Absolutely. Hip-hop is worldwide these days. We did that show and came home with a bunch of CD’s from local underground crews that came to check us out that play locally round KL [Kuala Lumpur]. It’s steadily growing up there and I’m sure when we go back there it’ll be even bigger.

Were the organisers good enough to spring for some Hennessey on your Rider?

Man, I’ve never been more hung-over after a gig than after that henny show. They definitely hooked us up…

Is it considerably different coming back to Australia to play a string of shows? What was it like to play the Great Escape bill, for example?

It is different. The great escape was amazing for us. There’s nothing like touring internationally and rocking shows to people you can’t even talk to and who you talk to through your music, but when you come home and play a mad festival to your home crowd, well, its a beautiful thang.

Given the choice, would you rather play a slot on a festival line-up, or play a smaller show?

Either is cool. Both have there different vibes and rock out in different ways. I guess with individual shows, we can showcase what we do a little better because were not so limited time wise, but were not that fussy.

How is the crowd response different between bigger shows and smaller, more intimate gigs?

It depends, if you play on day 3 of a festival, everyone is so mago they don’t care what you play, they just need to feel some bass so they can shake some rump. with smaller gigs, people are usually staring through monocles sipping on vodka martini’s so you gotta have ya wits about ya.
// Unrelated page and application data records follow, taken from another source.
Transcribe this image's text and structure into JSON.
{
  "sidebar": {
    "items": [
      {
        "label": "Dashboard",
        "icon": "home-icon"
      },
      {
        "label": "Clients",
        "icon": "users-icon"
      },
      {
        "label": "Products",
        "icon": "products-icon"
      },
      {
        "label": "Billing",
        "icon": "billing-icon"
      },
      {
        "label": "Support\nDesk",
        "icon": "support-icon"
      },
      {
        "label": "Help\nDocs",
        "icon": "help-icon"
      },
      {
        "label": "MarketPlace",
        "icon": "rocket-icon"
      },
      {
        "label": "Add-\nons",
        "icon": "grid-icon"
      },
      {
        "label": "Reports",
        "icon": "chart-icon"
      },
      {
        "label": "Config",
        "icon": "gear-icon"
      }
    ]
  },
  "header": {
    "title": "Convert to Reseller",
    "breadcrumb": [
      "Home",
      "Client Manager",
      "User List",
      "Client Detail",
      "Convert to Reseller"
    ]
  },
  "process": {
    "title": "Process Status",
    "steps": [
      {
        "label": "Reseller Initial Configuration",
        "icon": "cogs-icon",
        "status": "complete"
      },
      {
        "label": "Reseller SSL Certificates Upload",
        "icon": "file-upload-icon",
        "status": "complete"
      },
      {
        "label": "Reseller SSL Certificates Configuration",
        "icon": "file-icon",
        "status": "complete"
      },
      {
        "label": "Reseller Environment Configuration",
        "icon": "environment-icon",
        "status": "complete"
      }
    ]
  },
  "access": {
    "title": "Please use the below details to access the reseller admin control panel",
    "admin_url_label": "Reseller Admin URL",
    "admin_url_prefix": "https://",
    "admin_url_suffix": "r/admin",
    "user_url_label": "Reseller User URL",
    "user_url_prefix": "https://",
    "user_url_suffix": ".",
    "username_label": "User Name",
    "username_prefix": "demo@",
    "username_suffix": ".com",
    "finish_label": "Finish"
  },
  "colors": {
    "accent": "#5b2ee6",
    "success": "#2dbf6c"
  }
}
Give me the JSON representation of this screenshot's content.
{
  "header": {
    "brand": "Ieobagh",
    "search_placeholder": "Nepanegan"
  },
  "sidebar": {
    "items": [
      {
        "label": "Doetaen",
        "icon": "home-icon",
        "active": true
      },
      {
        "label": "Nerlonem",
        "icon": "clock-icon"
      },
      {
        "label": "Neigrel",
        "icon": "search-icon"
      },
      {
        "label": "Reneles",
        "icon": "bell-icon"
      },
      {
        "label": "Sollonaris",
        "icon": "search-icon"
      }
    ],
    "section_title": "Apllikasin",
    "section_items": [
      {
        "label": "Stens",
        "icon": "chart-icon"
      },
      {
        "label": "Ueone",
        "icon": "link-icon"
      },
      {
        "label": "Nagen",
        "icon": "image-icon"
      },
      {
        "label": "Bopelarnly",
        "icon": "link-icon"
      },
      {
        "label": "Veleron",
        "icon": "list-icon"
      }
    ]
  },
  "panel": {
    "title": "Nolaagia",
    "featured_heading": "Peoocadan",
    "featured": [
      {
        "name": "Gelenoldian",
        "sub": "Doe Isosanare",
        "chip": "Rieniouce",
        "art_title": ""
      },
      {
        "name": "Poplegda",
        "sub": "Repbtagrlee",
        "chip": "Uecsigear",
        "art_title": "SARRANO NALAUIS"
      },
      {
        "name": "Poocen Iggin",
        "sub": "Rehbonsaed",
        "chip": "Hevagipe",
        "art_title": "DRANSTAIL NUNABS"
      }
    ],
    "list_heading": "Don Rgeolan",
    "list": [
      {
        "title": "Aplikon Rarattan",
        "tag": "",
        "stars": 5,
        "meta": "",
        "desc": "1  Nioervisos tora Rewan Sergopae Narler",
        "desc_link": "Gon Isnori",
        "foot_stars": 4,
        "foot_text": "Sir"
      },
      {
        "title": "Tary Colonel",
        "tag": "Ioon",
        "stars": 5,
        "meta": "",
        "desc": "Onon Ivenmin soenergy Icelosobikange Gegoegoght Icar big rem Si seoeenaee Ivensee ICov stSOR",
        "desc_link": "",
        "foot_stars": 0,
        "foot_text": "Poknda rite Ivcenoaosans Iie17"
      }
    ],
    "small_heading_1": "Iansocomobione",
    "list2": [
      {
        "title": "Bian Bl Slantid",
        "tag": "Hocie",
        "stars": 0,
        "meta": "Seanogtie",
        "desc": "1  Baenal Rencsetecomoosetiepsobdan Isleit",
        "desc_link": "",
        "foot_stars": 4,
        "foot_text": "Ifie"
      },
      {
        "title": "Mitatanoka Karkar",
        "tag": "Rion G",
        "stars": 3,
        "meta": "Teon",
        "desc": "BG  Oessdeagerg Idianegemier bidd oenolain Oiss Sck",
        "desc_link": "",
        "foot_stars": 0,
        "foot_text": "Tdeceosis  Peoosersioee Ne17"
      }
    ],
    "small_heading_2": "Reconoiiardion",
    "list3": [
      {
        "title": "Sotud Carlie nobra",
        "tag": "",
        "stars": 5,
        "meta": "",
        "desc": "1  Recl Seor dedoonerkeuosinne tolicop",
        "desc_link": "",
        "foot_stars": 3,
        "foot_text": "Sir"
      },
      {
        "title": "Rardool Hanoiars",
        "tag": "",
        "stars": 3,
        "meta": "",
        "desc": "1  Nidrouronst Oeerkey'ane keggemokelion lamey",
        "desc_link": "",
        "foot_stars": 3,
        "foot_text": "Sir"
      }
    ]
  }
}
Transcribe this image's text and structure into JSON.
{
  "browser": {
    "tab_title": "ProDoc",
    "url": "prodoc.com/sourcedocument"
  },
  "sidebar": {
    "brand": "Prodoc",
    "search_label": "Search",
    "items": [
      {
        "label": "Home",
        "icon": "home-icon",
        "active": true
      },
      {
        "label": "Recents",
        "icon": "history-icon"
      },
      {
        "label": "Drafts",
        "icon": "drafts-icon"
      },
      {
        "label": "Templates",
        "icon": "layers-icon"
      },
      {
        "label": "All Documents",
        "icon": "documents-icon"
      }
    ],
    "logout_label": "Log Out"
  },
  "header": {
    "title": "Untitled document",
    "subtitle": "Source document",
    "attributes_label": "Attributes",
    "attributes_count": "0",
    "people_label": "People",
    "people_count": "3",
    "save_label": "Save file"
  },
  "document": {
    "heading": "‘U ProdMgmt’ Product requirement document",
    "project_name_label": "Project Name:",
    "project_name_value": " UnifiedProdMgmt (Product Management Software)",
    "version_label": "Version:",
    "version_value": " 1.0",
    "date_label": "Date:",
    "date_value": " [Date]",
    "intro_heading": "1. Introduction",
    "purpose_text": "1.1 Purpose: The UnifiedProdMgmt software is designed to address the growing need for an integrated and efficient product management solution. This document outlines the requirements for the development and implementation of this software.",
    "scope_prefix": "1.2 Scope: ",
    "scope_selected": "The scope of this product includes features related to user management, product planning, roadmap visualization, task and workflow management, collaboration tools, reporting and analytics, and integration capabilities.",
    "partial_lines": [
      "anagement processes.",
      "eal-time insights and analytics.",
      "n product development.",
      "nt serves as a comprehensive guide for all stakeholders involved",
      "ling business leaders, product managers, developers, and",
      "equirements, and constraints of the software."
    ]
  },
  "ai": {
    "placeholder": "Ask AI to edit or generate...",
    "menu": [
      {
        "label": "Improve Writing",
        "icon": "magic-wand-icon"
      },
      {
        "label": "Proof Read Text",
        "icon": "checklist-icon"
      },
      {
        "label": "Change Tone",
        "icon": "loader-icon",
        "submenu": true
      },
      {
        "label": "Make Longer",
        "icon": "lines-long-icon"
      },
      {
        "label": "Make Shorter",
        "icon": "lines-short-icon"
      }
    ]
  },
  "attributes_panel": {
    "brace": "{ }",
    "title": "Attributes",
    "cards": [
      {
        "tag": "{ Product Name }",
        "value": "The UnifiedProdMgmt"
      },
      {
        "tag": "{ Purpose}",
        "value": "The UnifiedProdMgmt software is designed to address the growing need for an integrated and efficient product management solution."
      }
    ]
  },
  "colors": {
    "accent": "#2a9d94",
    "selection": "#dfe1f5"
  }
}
What’s coming up on the Hermitude calendar? Have you had a chance to work on some new material throughout your busy touring period?

We certainly have. some of which we’ll be playing at the show this sat nite. Best everyone be comin’ down to see what direction the hermit union is taking next…

Cheers guys! – ‘Till next time.

Hermitude play Dust Tones at the Manning Bar, Sydney Uni this Saturday (21 April) alongside Katalyst, Rephrase, Percussion Junction, Mark Walton, Noodles, Noel Boogie and Bentley.